(Component data from apps and pages)
=-=-=-=-=

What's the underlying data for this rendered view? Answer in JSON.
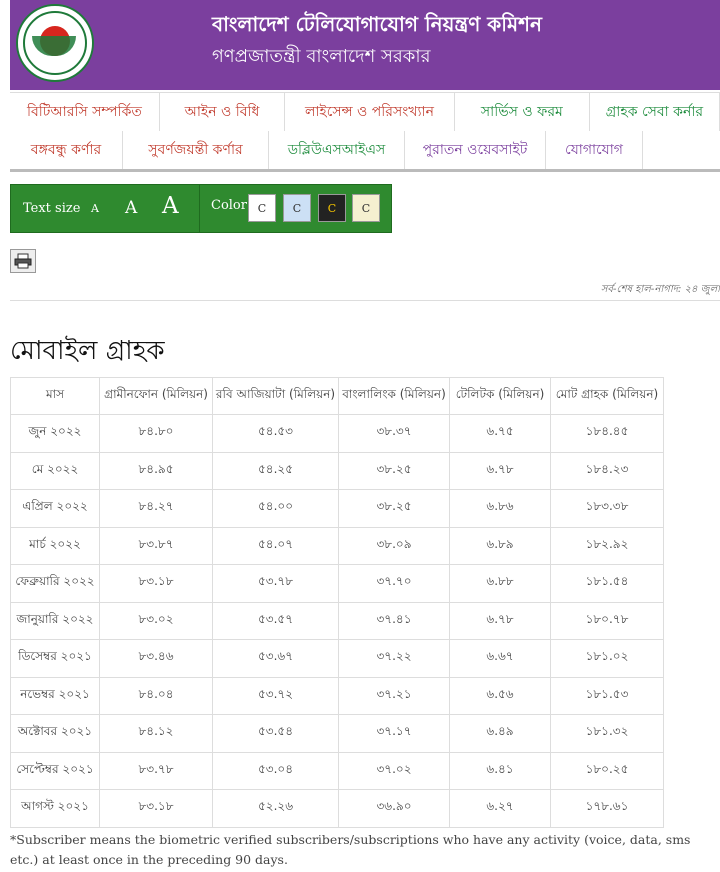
{
  "header": {
    "title": "বাংলাদেশ টেলিযোগাযোগ নিয়ন্ত্রণ কমিশন",
    "subtitle": "গণপ্রজাতন্ত্রী বাংলাদেশ সরকার",
    "logo_text": "গণপ্রজাতন্ত্রী বাংলাদেশ সরকার"
  },
  "nav_primary": [
    "বিটিআরসি সম্পর্কিত",
    "আইন ও বিধি",
    "লাইসেন্স ও পরিসংখ্যান",
    "সার্ভিস ও ফরম",
    "গ্রাহক সেবা কর্নার"
  ],
  "nav_secondary": [
    "বঙ্গবন্ধু কর্ণার",
    "সুবর্ণজয়ন্তী কর্ণার",
    "ডব্লিউএসআইএস",
    "পুরাতন ওয়েবসাইট",
    "যোগাযোগ"
  ],
  "toolbar": {
    "text_size_label": "Text size",
    "size_small": "A",
    "size_medium": "A",
    "size_large": "A",
    "color_label": "Color",
    "swatches": [
      {
        "label": "C",
        "bg": "#ffffff",
        "fg": "#333333"
      },
      {
        "label": "C",
        "bg": "#cce0f5",
        "fg": "#333333"
      },
      {
        "label": "C",
        "bg": "#222222",
        "fg": "#f5c400"
      },
      {
        "label": "C",
        "bg": "#f5f0d0",
        "fg": "#333333"
      }
    ]
  },
  "last_updated": "সর্ব-শেষ হাল-নাগাদ: ২৪ জুলা",
  "page_title": "মোবাইল গ্রাহক",
  "table": {
    "headers": [
      "মাস",
      "গ্রামীনফোন (মিলিয়ন)",
      "রবি আজিয়াটা (মিলিয়ন)",
      "বাংলালিংক (মিলিয়ন)",
      "টেলিটক (মিলিয়ন)",
      "মোট গ্রাহক (মিলিয়ন)"
    ],
    "rows": [
      [
        "জুন ২০২২",
        "৮৪.৮০",
        "৫৪.৫৩",
        "৩৮.৩৭",
        "৬.৭৫",
        "১৮৪.৪৫"
      ],
      [
        "মে ২০২২",
        "৮৪.৯৫",
        "৫৪.২৫",
        "৩৮.২৫",
        "৬.৭৮",
        "১৮৪.২৩"
      ],
      [
        "এপ্রিল ২০২২",
        "৮৪.২৭",
        "৫৪.০০",
        "৩৮.২৫",
        "৬.৮৬",
        "১৮৩.৩৮"
      ],
      [
        "মার্চ ২০২২",
        "৮৩.৮৭",
        "৫৪.০৭",
        "৩৮.০৯",
        "৬.৮৯",
        "১৮২.৯২"
      ],
      [
        "ফেব্রুয়ারি ২০২২",
        "৮৩.১৮",
        "৫৩.৭৮",
        "৩৭.৭০",
        "৬.৮৮",
        "১৮১.৫৪"
      ],
      [
        "জানুয়ারি ২০২২",
        "৮৩.০২",
        "৫৩.৫৭",
        "৩৭.৪১",
        "৬.৭৮",
        "১৮০.৭৮"
      ],
      [
        "ডিসেম্বর ২০২১",
        "৮৩.৪৬",
        "৫৩.৬৭",
        "৩৭.২২",
        "৬.৬৭",
        "১৮১.০২"
      ],
      [
        "নভেম্বর ২০২১",
        "৮৪.০৪",
        "৫৩.৭২",
        "৩৭.২১",
        "৬.৫৬",
        "১৮১.৫৩"
      ],
      [
        "অক্টোবর ২০২১",
        "৮৪.১২",
        "৫৩.৫৪",
        "৩৭.১৭",
        "৬.৪৯",
        "১৮১.৩২"
      ],
      [
        "সেপ্টেম্বর ২০২১",
        "৮৩.৭৮",
        "৫৩.০৪",
        "৩৭.০২",
        "৬.৪১",
        "১৮০.২৫"
      ],
      [
        "আগস্ট ২০২১",
        "৮৩.১৮",
        "৫২.২৬",
        "৩৬.৯০",
        "৬.২৭",
        "১৭৮.৬১"
      ]
    ]
  },
  "footnote": "*Subscriber means the biometric verified subscribers/subscriptions who have any activity (voice, data, sms etc.) at least once in the preceding 90 days."
}
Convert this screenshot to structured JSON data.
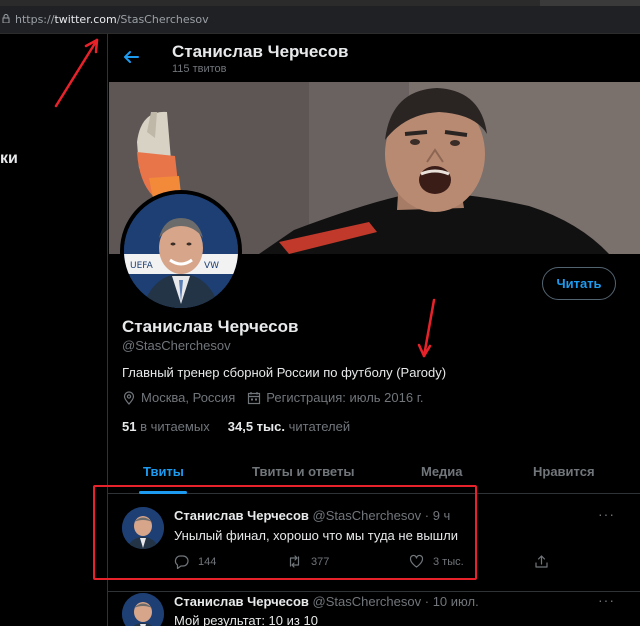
{
  "browser": {
    "url_scheme": "https://",
    "url_host": "twitter.com",
    "url_path": "/StasCherchesov"
  },
  "sidebar": {
    "fragment": "ки"
  },
  "header": {
    "name": "Станислав Черчесов",
    "tweet_count": "115 твитов"
  },
  "profile": {
    "name": "Станислав Черчесов",
    "handle": "@StasCherchesov",
    "bio": "Главный тренер сборной России по футболу (Parody)",
    "location": "Москва, Россия",
    "joined": "Регистрация: июль 2016 г.",
    "following_count": "51",
    "following_label": "в читаемых",
    "followers_count": "34,5 тыс.",
    "followers_label": "читателей",
    "follow_button": "Читать"
  },
  "tabs": [
    {
      "label": "Твиты",
      "active": true
    },
    {
      "label": "Твиты и ответы",
      "active": false
    },
    {
      "label": "Медиа",
      "active": false
    },
    {
      "label": "Нравится",
      "active": false
    }
  ],
  "tweets": [
    {
      "name": "Станислав Черчесов",
      "handle": "@StasCherchesov",
      "time": "9 ч",
      "text": "Унылый финал, хорошо что мы туда не вышли",
      "replies": "144",
      "retweets": "377",
      "likes": "3 тыс."
    },
    {
      "name": "Станислав Черчесов",
      "handle": "@StasCherchesov",
      "time": "10 июл.",
      "text": "Мой результат: 10 из 10"
    }
  ],
  "colors": {
    "accent": "#1d9bf0",
    "annotation": "#e8222a",
    "background": "#000000",
    "muted": "#71767b"
  }
}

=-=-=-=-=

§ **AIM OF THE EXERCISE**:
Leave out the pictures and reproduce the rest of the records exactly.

§ **TASK SOLUTION**:
What's the underlying data for this rendered view? Answer in JSON.
{
  "header": {
    "title": "বাংলাদেশ টেলিযোগাযোগ নিয়ন্ত্রণ কমিশন",
    "subtitle": "গণপ্রজাতন্ত্রী বাংলাদেশ সরকার",
    "logo_text": "গণপ্রজাতন্ত্রী বাংলাদেশ সরকার"
  },
  "nav_primary": [
    "বিটিআরসি সম্পর্কিত",
    "আইন ও বিধি",
    "লাইসেন্স ও পরিসংখ্যান",
    "সার্ভিস ও ফরম",
    "গ্রাহক সেবা কর্নার"
  ],
  "nav_secondary": [
    "বঙ্গবন্ধু কর্ণার",
    "সুবর্ণজয়ন্তী কর্ণার",
    "ডব্লিউএসআইএস",
    "পুরাতন ওয়েবসাইট",
    "যোগাযোগ"
  ],
  "toolbar": {
    "text_size_label": "Text size",
    "size_small": "A",
    "size_medium": "A",
    "size_large": "A",
    "color_label": "Color",
    "swatches": [
      {
        "label": "C",
        "bg": "#ffffff",
        "fg": "#333333"
      },
      {
        "label": "C",
        "bg": "#cce0f5",
        "fg": "#333333"
      },
      {
        "label": "C",
        "bg": "#222222",
        "fg": "#f5c400"
      },
      {
        "label": "C",
        "bg": "#f5f0d0",
        "fg": "#333333"
      }
    ]
  },
  "last_updated": "সর্ব-শেষ হাল-নাগাদ: ২৪ জুলা",
  "page_title": "মোবাইল গ্রাহক",
  "table": {
    "headers": [
      "মাস",
      "গ্রামীনফোন (মিলিয়ন)",
      "রবি আজিয়াটা (মিলিয়ন)",
      "বাংলালিংক (মিলিয়ন)",
      "টেলিটক (মিলিয়ন)",
      "মোট গ্রাহক (মিলিয়ন)"
    ],
    "rows": [
      [
        "জুন ২০২২",
        "৮৪.৮০",
        "৫৪.৫৩",
        "৩৮.৩৭",
        "৬.৭৫",
        "১৮৪.৪৫"
      ],
      [
        "মে ২০২২",
        "৮৪.৯৫",
        "৫৪.২৫",
        "৩৮.২৫",
        "৬.৭৮",
        "১৮৪.২৩"
      ],
      [
        "এপ্রিল ২০২২",
        "৮৪.২৭",
        "৫৪.০০",
        "৩৮.২৫",
        "৬.৮৬",
        "১৮৩.৩৮"
      ],
      [
        "মার্চ ২০২২",
        "৮৩.৮৭",
        "৫৪.০৭",
        "৩৮.০৯",
        "৬.৮৯",
        "১৮২.৯২"
      ],
      [
        "ফেব্রুয়ারি ২০২২",
        "৮৩.১৮",
        "৫৩.৭৮",
        "৩৭.৭০",
        "৬.৮৮",
        "১৮১.৫৪"
      ],
      [
        "জানুয়ারি ২০২২",
        "৮৩.০২",
        "৫৩.৫৭",
        "৩৭.৪১",
        "৬.৭৮",
        "১৮০.৭৮"
      ],
      [
        "ডিসেম্বর ২০২১",
        "৮৩.৪৬",
        "৫৩.৬৭",
        "৩৭.২২",
        "৬.৬৭",
        "১৮১.০২"
      ],
      [
        "নভেম্বর ২০২১",
        "৮৪.০৪",
        "৫৩.৭২",
        "৩৭.২১",
        "৬.৫৬",
        "১৮১.৫৩"
      ],
      [
        "অক্টোবর ২০২১",
        "৮৪.১২",
        "৫৩.৫৪",
        "৩৭.১৭",
        "৬.৪৯",
        "১৮১.৩২"
      ],
      [
        "সেপ্টেম্বর ২০২১",
        "৮৩.৭৮",
        "৫৩.০৪",
        "৩৭.০২",
        "৬.৪১",
        "১৮০.২৫"
      ],
      [
        "আগস্ট ২০২১",
        "৮৩.১৮",
        "৫২.২৬",
        "৩৬.৯০",
        "৬.২৭",
        "১৭৮.৬১"
      ]
    ]
  },
  "footnote": "*Subscriber means the biometric verified subscribers/subscriptions who have any activity (voice, data, sms etc.) at least once in the preceding 90 days."
}
Convert this screenshot to structured JSON data.
{
  "browser": {
    "url_scheme": "https://",
    "url_host": "twitter.com",
    "url_path": "/StasCherchesov"
  },
  "sidebar": {
    "fragment": "ки"
  },
  "header": {
    "name": "Станислав Черчесов",
    "tweet_count": "115 твитов"
  },
  "profile": {
    "name": "Станислав Черчесов",
    "handle": "@StasCherchesov",
    "bio": "Главный тренер сборной России по футболу (Parody)",
    "location": "Москва, Россия",
    "joined": "Регистрация: июль 2016 г.",
    "following_count": "51",
    "following_label": "в читаемых",
    "followers_count": "34,5 тыс.",
    "followers_label": "читателей",
    "follow_button": "Читать"
  },
  "tabs": [
    {
      "label": "Твиты",
      "active": true
    },
    {
      "label": "Твиты и ответы",
      "active": false
    },
    {
      "label": "Медиа",
      "active": false
    },
    {
      "label": "Нравится",
      "active": false
    }
  ],
  "tweets": [
    {
      "name": "Станислав Черчесов",
      "handle": "@StasCherchesov",
      "time": "9 ч",
      "text": "Унылый финал, хорошо что мы туда не вышли",
      "replies": "144",
      "retweets": "377",
      "likes": "3 тыс."
    },
    {
      "name": "Станислав Черчесов",
      "handle": "@StasCherchesov",
      "time": "10 июл.",
      "text": "Мой результат: 10 из 10"
    }
  ],
  "colors": {
    "accent": "#1d9bf0",
    "annotation": "#e8222a",
    "background": "#000000",
    "muted": "#71767b"
  }
}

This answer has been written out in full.